- _WHAT TO DO_: Across the records that follow, give the number of lines containing the word "text" and nothing else.

DATA TO EXAMINE below:

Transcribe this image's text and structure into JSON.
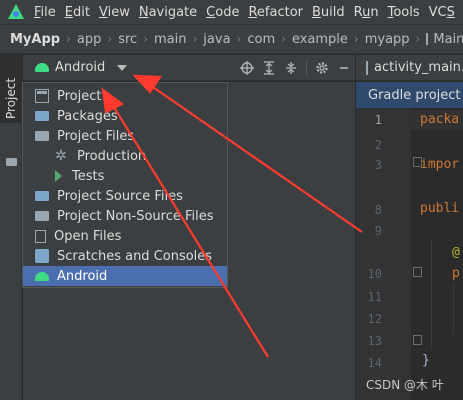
{
  "menubar": {
    "items": [
      "File",
      "Edit",
      "View",
      "Navigate",
      "Code",
      "Refactor",
      "Build",
      "Run",
      "Tools",
      "VCS"
    ],
    "mnemonics": [
      "F",
      "E",
      "V",
      "N",
      "C",
      "R",
      "B",
      "u",
      "T",
      "S"
    ]
  },
  "breadcrumb": {
    "items": [
      "MyApp",
      "app",
      "src",
      "main",
      "java",
      "com",
      "example",
      "myapp",
      "MainActivi"
    ]
  },
  "toolstrip": {
    "tab_label": "Project"
  },
  "project_panel": {
    "view_label": "Android",
    "tools": [
      "locate-icon",
      "expand-all-icon",
      "collapse-all-icon",
      "gear-icon",
      "minimize-icon"
    ]
  },
  "view_dropdown": {
    "options": [
      {
        "label": "Project",
        "icon": "project-icon",
        "sub": false,
        "selected": false
      },
      {
        "label": "Packages",
        "icon": "folder-icon",
        "sub": false,
        "selected": false
      },
      {
        "label": "Project Files",
        "icon": "folder-icon",
        "sub": false,
        "selected": false
      },
      {
        "label": "Production",
        "icon": "gear-icon",
        "sub": true,
        "selected": false
      },
      {
        "label": "Tests",
        "icon": "tests-icon",
        "sub": true,
        "selected": false
      },
      {
        "label": "Project Source Files",
        "icon": "folder-icon",
        "sub": false,
        "selected": false
      },
      {
        "label": "Project Non-Source Files",
        "icon": "folder-icon",
        "sub": false,
        "selected": false
      },
      {
        "label": "Open Files",
        "icon": "file-icon",
        "sub": false,
        "selected": false
      },
      {
        "label": "Scratches and Consoles",
        "icon": "console-icon",
        "sub": false,
        "selected": false
      },
      {
        "label": "Android",
        "icon": "android-icon",
        "sub": false,
        "selected": true
      }
    ]
  },
  "editor": {
    "tab_label": "activity_main.",
    "notice": "Gradle project s",
    "line_numbers": [
      "1",
      "2",
      "3",
      "8",
      "9",
      "10",
      "11",
      "12",
      "13",
      "14"
    ],
    "code_lines": [
      {
        "line": "1",
        "text": "packa"
      },
      {
        "line": "3",
        "text": "impor"
      },
      {
        "line": "8",
        "text": "publi"
      },
      {
        "line": "9",
        "text": "@"
      },
      {
        "line": "10",
        "text": "p"
      },
      {
        "line": "13",
        "text": "}"
      }
    ]
  },
  "watermark": "CSDN @木 叶",
  "colors": {
    "accent": "#4b6eaf",
    "annotation_arrows": "#ff3b30",
    "android_green": "#3ddc84"
  }
}
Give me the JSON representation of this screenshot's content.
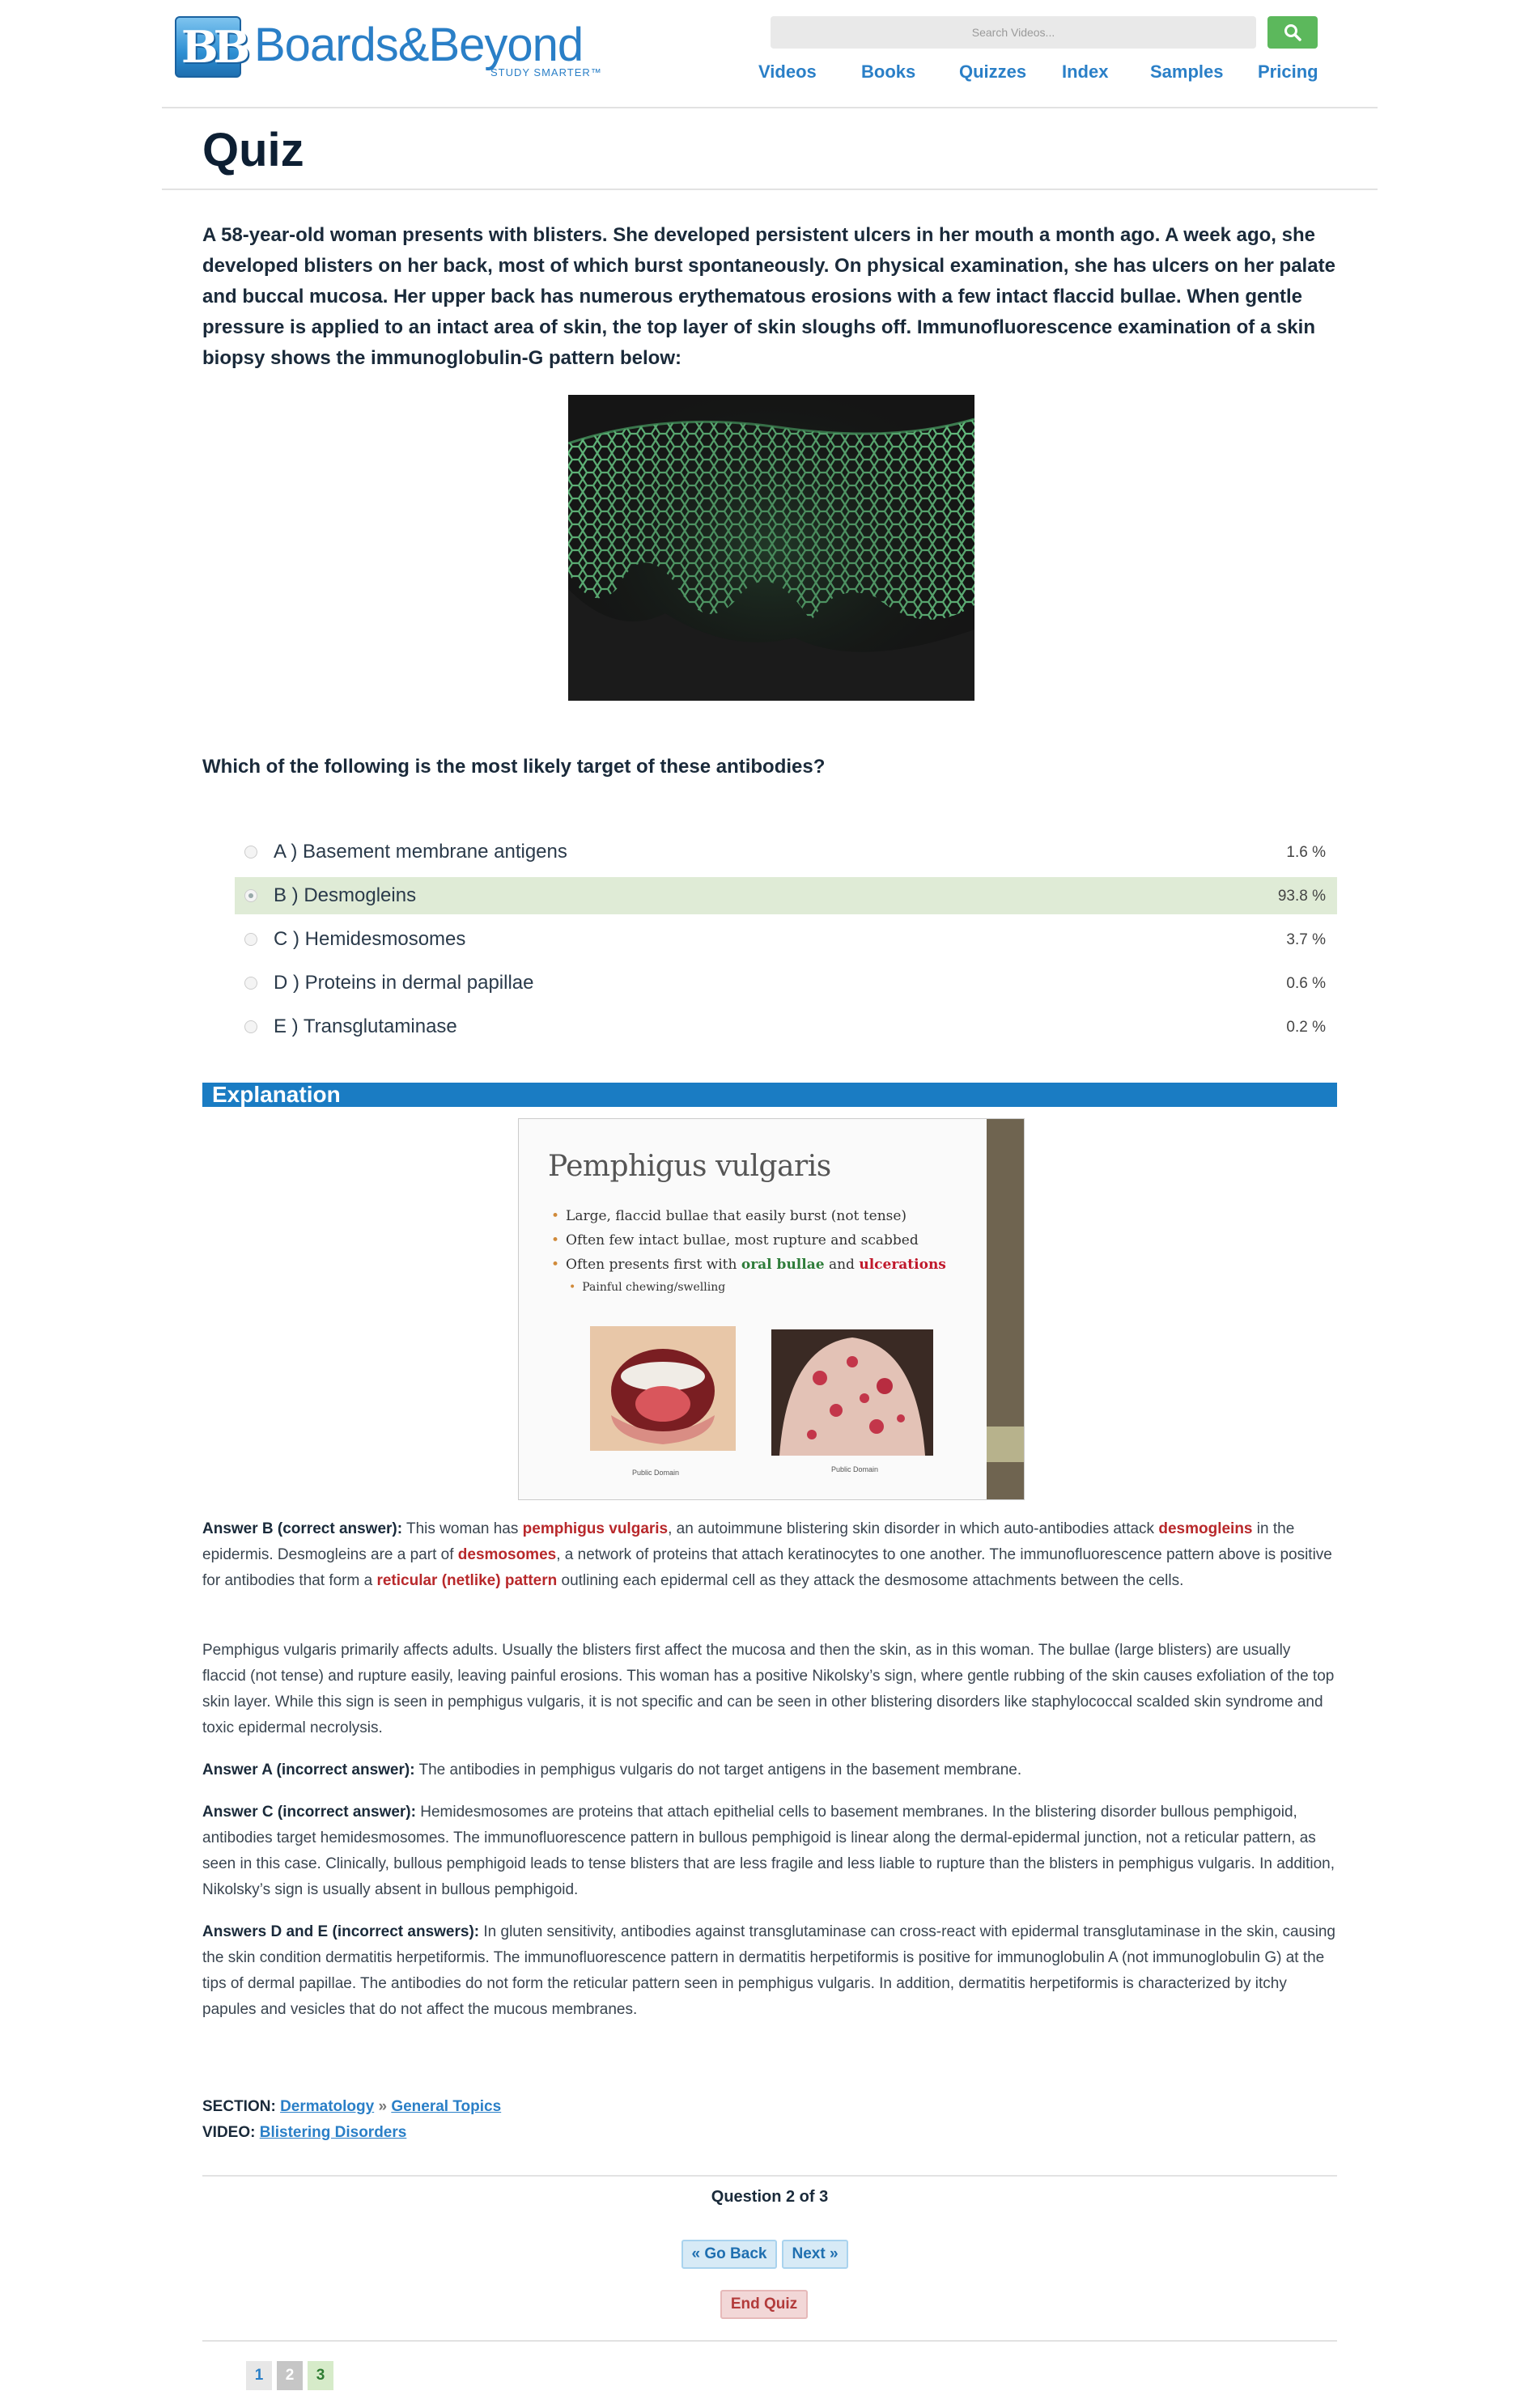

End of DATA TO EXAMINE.

- _YOUR SOLUTION_: 7